from The American Heritage® Dictionary of the English Language, 4th Edition
- n. A woodsman, boatman, or guide employed by a fur company to transport goods and supplies between remote stations in Canada or the U.S. Northwest.
from Wiktionary, Creative Commons Attribution/Share-Alike License
- n. A trader, particularly in furs, who worked (and explored) in the area of Canada and the northern United States from the 16th to early 19th centuries; they were often of Quebecois extraction.
from the GNU version of the Collaborative International Dictionary of English
- n. A traveler; -- applied in Canada to a man employed by the fur companies in transporting goods by the rivers and across the land, to and from the remote stations in the Northwest.
from The Century Dictionary and Cyclopedia
- n. The Canadian name of one of a class of men employed by the Northwest and Hudson's Bay companies in transporting men and supplies, and, in general, in keeping up communication between their various stations. which was done exclusively in bark canoes, the whole region formerly under the exclusive control of these companies being almost everywhere accessible by water, with few and short portages. These men were nearly always French Canadians or half-breeds.

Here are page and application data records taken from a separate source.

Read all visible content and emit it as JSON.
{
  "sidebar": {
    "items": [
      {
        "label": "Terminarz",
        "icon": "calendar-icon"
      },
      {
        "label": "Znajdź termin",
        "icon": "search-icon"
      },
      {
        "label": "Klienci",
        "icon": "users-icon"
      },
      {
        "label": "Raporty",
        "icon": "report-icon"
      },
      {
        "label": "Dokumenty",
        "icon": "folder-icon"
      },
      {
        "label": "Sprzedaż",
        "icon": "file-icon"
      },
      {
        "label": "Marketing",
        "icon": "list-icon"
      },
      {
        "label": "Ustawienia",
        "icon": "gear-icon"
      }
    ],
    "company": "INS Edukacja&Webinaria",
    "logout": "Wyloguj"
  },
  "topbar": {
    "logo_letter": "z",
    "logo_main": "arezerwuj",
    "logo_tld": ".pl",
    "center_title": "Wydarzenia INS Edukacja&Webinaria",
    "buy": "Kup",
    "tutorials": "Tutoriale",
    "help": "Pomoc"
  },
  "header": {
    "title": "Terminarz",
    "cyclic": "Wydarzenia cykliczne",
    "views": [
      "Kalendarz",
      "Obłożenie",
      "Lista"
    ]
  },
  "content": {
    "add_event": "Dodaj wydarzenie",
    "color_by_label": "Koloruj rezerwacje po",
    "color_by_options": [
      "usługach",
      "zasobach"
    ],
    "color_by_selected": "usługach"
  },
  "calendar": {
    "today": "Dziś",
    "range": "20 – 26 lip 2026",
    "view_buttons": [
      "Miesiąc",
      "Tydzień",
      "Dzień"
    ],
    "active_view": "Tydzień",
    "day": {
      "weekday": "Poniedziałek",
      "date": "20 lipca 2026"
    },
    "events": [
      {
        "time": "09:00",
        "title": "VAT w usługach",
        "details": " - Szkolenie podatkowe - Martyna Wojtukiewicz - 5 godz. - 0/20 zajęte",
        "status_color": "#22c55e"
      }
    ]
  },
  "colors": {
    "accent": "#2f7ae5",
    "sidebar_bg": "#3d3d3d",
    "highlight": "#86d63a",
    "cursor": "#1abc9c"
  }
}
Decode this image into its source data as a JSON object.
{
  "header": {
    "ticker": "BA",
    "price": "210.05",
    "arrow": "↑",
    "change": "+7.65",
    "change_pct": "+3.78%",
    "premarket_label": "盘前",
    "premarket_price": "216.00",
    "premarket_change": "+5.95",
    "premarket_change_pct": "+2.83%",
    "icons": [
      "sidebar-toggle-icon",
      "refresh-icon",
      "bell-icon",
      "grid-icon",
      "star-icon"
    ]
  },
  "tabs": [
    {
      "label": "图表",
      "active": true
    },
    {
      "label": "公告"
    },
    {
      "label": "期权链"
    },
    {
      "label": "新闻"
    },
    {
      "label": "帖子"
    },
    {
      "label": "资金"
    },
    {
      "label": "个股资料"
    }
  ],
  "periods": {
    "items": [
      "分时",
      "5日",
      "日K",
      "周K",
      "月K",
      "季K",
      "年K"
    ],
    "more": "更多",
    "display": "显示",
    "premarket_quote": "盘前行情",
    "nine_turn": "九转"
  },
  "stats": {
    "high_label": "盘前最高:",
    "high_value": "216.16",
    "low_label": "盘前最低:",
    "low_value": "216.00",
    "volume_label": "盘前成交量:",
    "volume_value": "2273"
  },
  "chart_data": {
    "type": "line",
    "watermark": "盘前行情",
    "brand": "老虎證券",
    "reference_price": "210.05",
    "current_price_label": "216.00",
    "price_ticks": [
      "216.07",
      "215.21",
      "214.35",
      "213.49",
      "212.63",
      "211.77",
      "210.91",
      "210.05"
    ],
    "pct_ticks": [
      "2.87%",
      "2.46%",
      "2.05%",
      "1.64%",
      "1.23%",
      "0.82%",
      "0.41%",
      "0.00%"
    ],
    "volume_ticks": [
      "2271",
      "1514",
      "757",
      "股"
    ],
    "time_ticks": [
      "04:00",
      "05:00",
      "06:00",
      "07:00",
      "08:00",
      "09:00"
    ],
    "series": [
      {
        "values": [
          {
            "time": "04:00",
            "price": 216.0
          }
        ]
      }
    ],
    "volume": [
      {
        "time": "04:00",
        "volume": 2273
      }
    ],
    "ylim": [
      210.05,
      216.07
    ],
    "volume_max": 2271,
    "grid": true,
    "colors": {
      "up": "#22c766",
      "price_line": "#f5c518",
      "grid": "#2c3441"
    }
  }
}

A voyageur was a man employed by Canadian fur companies to transport supplies, usually by canoe, to and from distant stations.
The sun marches over it distantly, and the man of the East -- the braggart -- calls it outcast; but animals love it; and the shades of the long-gone trapper and 'voyageur' saunter without mourning through its fastnesses.
The 'voyageur' and 'courier de bois' still exist, though, generally, under less picturesque names.
The hardy "voyageur" pushes with incredible perseverance and success quite up to the foot of the falls, and then only carries round some perpendicular ledge, and launches again in
But there was still another "voyageur," an old acquaintance, whom you, boy reader, will no doubt remember.
Even Jacques Baptiste, born of a Chippewa woman and a renegade voyageur (having raised his first whimpers in a deerskin lodge north of the sixty-fifth parallel, and had the same hushed by blissful sucks of raw tallow), was surprised.
The Crees never heard, nor Michael and his brother voyageur, nor
From The Dakota Cipher and The Barbary Pirates, I key off more somber books about the heroic French voyageur fur trade, and an ingenious submarine invented by Robert Fulton a century ahead of its time.
Louis, a French-Canadian voyageur, Smoke decided, as were four of the others, obeyed.
Two men, a government courier and a half-breed voyageur, dragged him out of the surf, saved his cargo, and beached the Alma.